◆ Task prompt: In the records that come next, find every line with "this". Return those lines.

------

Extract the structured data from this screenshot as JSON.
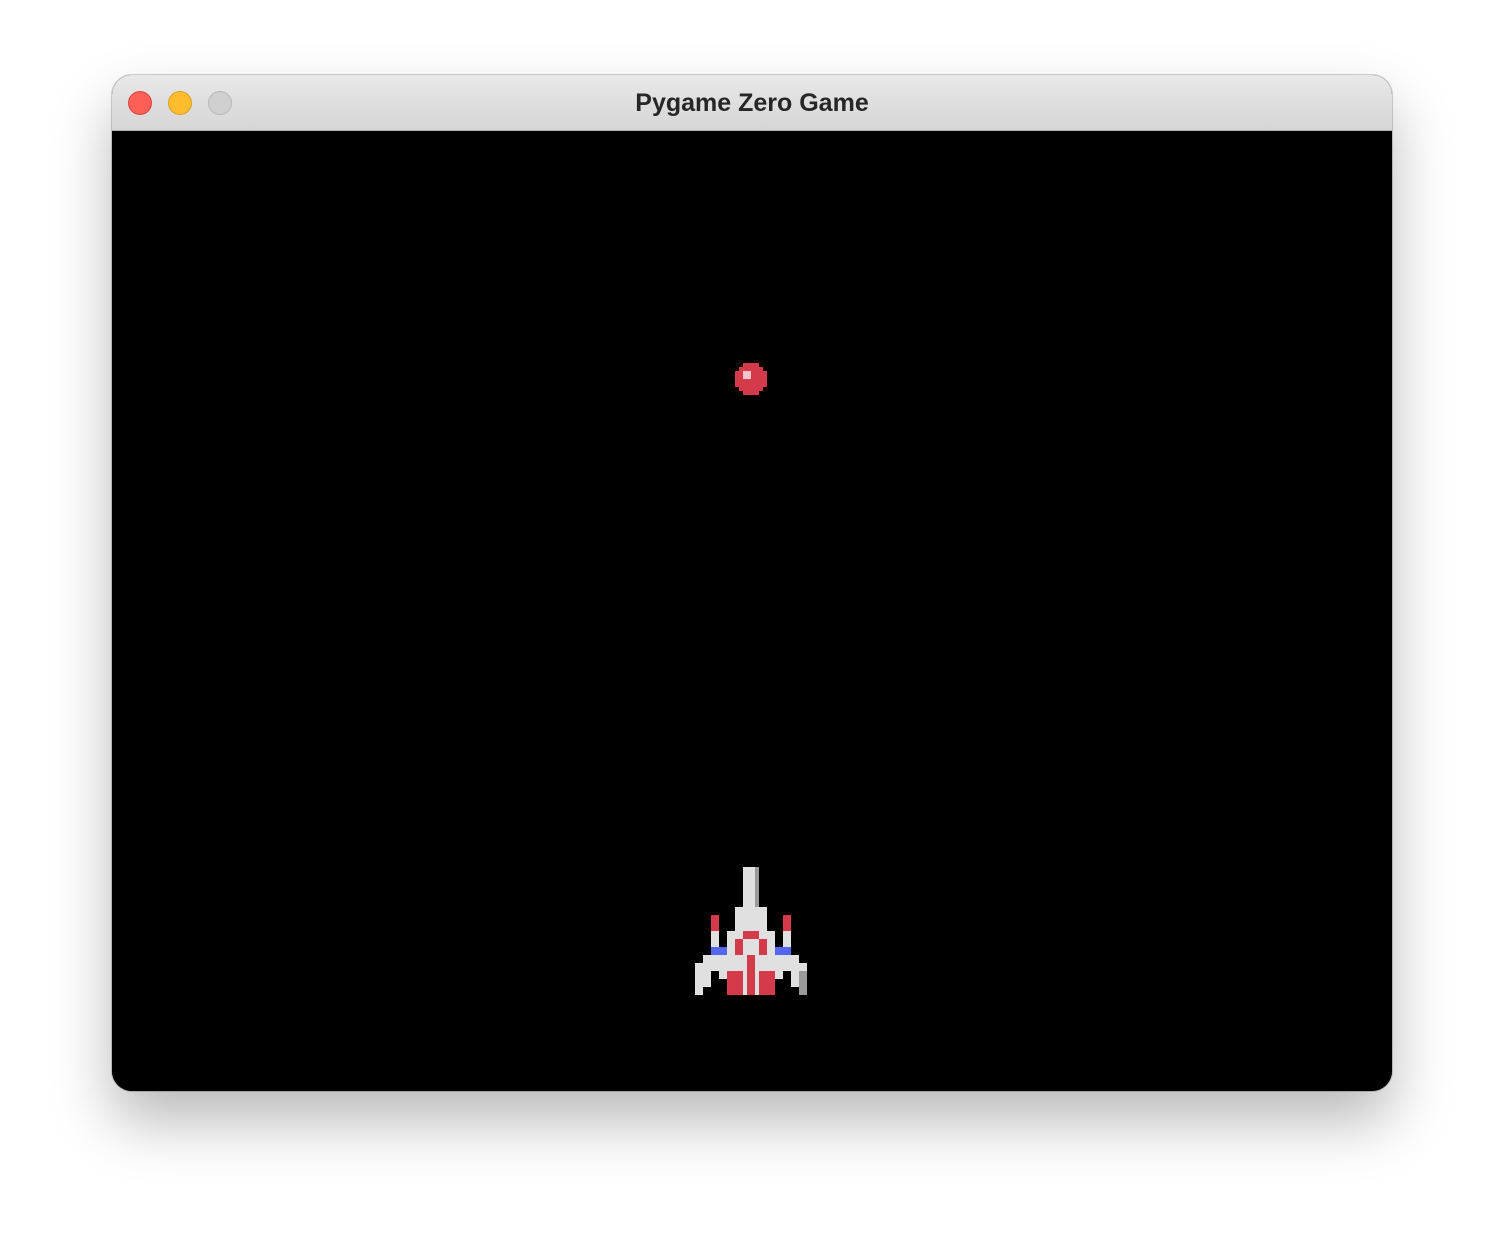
{
  "window": {
    "title": "Pygame Zero Game",
    "buttons": [
      "close",
      "minimize",
      "zoom"
    ]
  },
  "game": {
    "background_color": "#000000",
    "sprites": [
      {
        "name": "enemy-bullet",
        "icon": "red-orb-icon",
        "color": "#d43a4a"
      },
      {
        "name": "player-ship",
        "icon": "fighter-ship-icon",
        "colors": {
          "hull": "#e0e0e0",
          "accent": "#d43a4a",
          "engine": "#5566ee"
        }
      }
    ]
  }
}
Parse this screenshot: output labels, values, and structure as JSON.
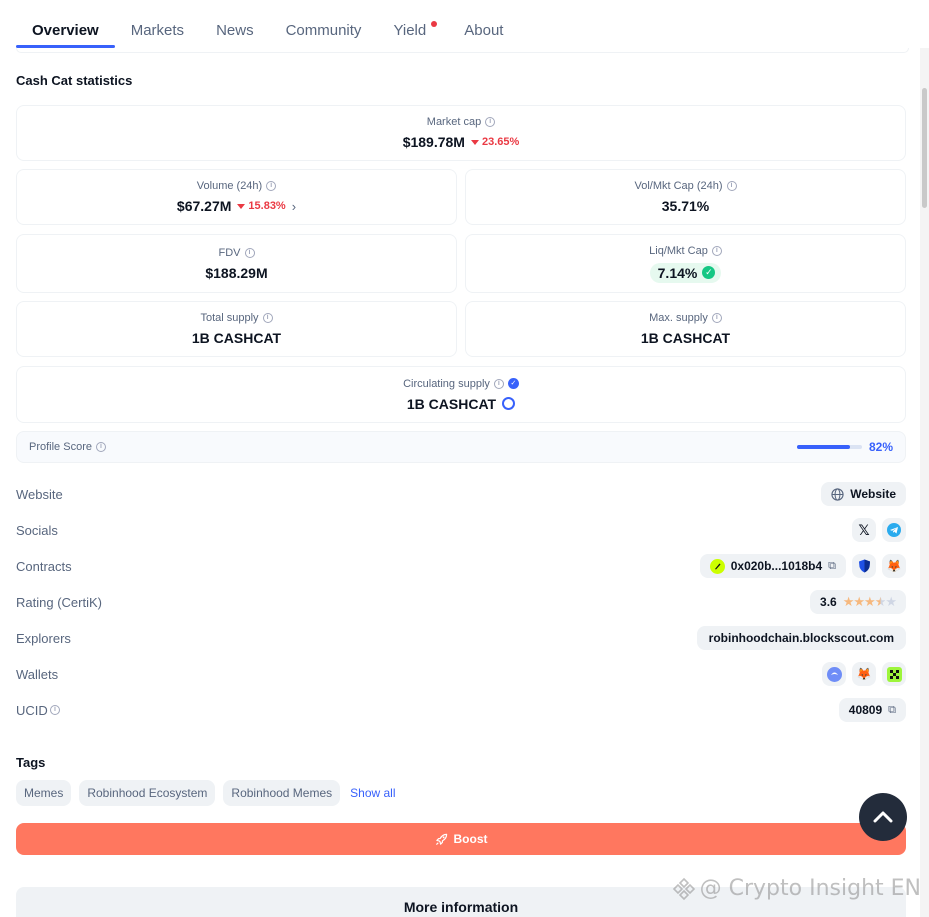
{
  "tabs": [
    {
      "label": "Overview",
      "active": true
    },
    {
      "label": "Markets"
    },
    {
      "label": "News"
    },
    {
      "label": "Community"
    },
    {
      "label": "Yield",
      "dot": true
    },
    {
      "label": "About"
    }
  ],
  "stats": {
    "title": "Cash Cat statistics",
    "market_cap": {
      "label": "Market cap",
      "value": "$189.78M",
      "change": "23.65%"
    },
    "volume": {
      "label": "Volume (24h)",
      "value": "$67.27M",
      "change": "15.83%"
    },
    "vol_mkt": {
      "label": "Vol/Mkt Cap (24h)",
      "value": "35.71%"
    },
    "fdv": {
      "label": "FDV",
      "value": "$188.29M"
    },
    "liq_mkt": {
      "label": "Liq/Mkt Cap",
      "value": "7.14%"
    },
    "total_supply": {
      "label": "Total supply",
      "value": "1B CASHCAT"
    },
    "max_supply": {
      "label": "Max. supply",
      "value": "1B CASHCAT"
    },
    "circ_supply": {
      "label": "Circulating supply",
      "value": "1B CASHCAT"
    }
  },
  "profile": {
    "label": "Profile Score",
    "value": "82%",
    "fraction": 0.82
  },
  "info": {
    "website": {
      "label": "Website",
      "value": "Website"
    },
    "socials": {
      "label": "Socials"
    },
    "contracts": {
      "label": "Contracts",
      "value": "0x020b...1018b4"
    },
    "rating": {
      "label": "Rating (CertiK)",
      "value": "3.6",
      "stars": 3.6
    },
    "explorers": {
      "label": "Explorers",
      "value": "robinhoodchain.blockscout.com"
    },
    "wallets": {
      "label": "Wallets"
    },
    "ucid": {
      "label": "UCID",
      "value": "40809"
    }
  },
  "tags": {
    "title": "Tags",
    "items": [
      "Memes",
      "Robinhood Ecosystem",
      "Robinhood Memes"
    ],
    "show_all": "Show all"
  },
  "boost_label": "Boost",
  "more_info_label": "More information",
  "watermark": "@ Crypto Insight EN",
  "colors": {
    "accent": "#3861fb",
    "down": "#ea3943",
    "up": "#16c784",
    "boost": "#ff775f"
  }
}
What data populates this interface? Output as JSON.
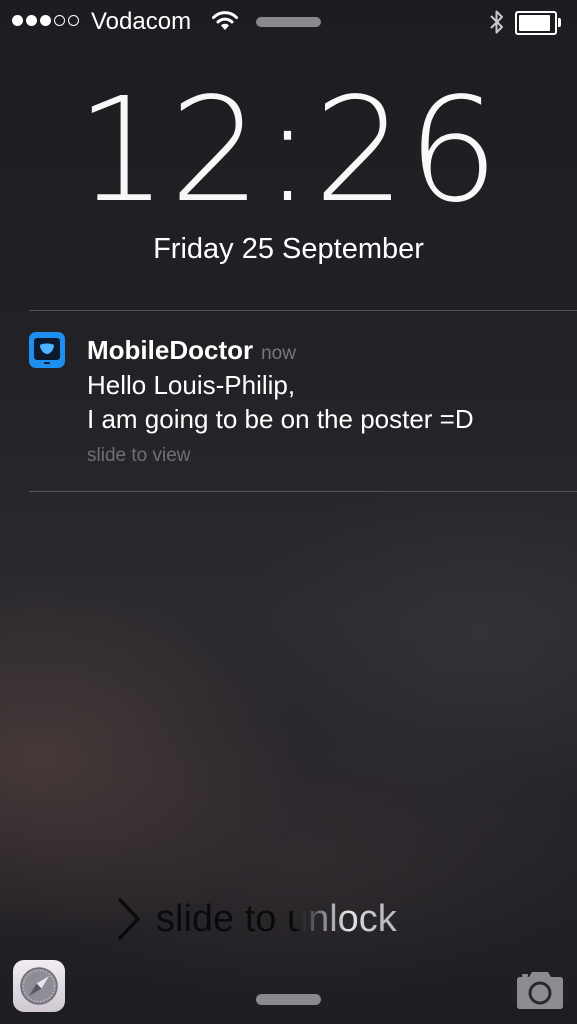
{
  "status_bar": {
    "signal_strength": 3,
    "signal_max": 5,
    "carrier": "Vodacom",
    "wifi_icon": "wifi-icon",
    "bluetooth_icon": "bluetooth-icon",
    "battery_level": 0.9
  },
  "lock_screen": {
    "time": "12:26",
    "date": "Friday 25 September"
  },
  "notification": {
    "app_icon": "mobile-doctor-app-icon",
    "app_name": "MobileDoctor",
    "time": "now",
    "message_line_1": "Hello Louis-Philip,",
    "message_line_2": "I am going to be on the poster =D",
    "hint": "slide to view",
    "icon_color": "#1e8ff0"
  },
  "bottom": {
    "unlock_text": "slide to unlock",
    "left_shortcut_icon": "safari-compass-icon",
    "right_shortcut_icon": "camera-icon"
  }
}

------

◆ Solved problem:
Extract the structured data from this screenshot as JSON.
Parse this screenshot: output labels, values, and structure as JSON.
What data populates this interface? Output as JSON.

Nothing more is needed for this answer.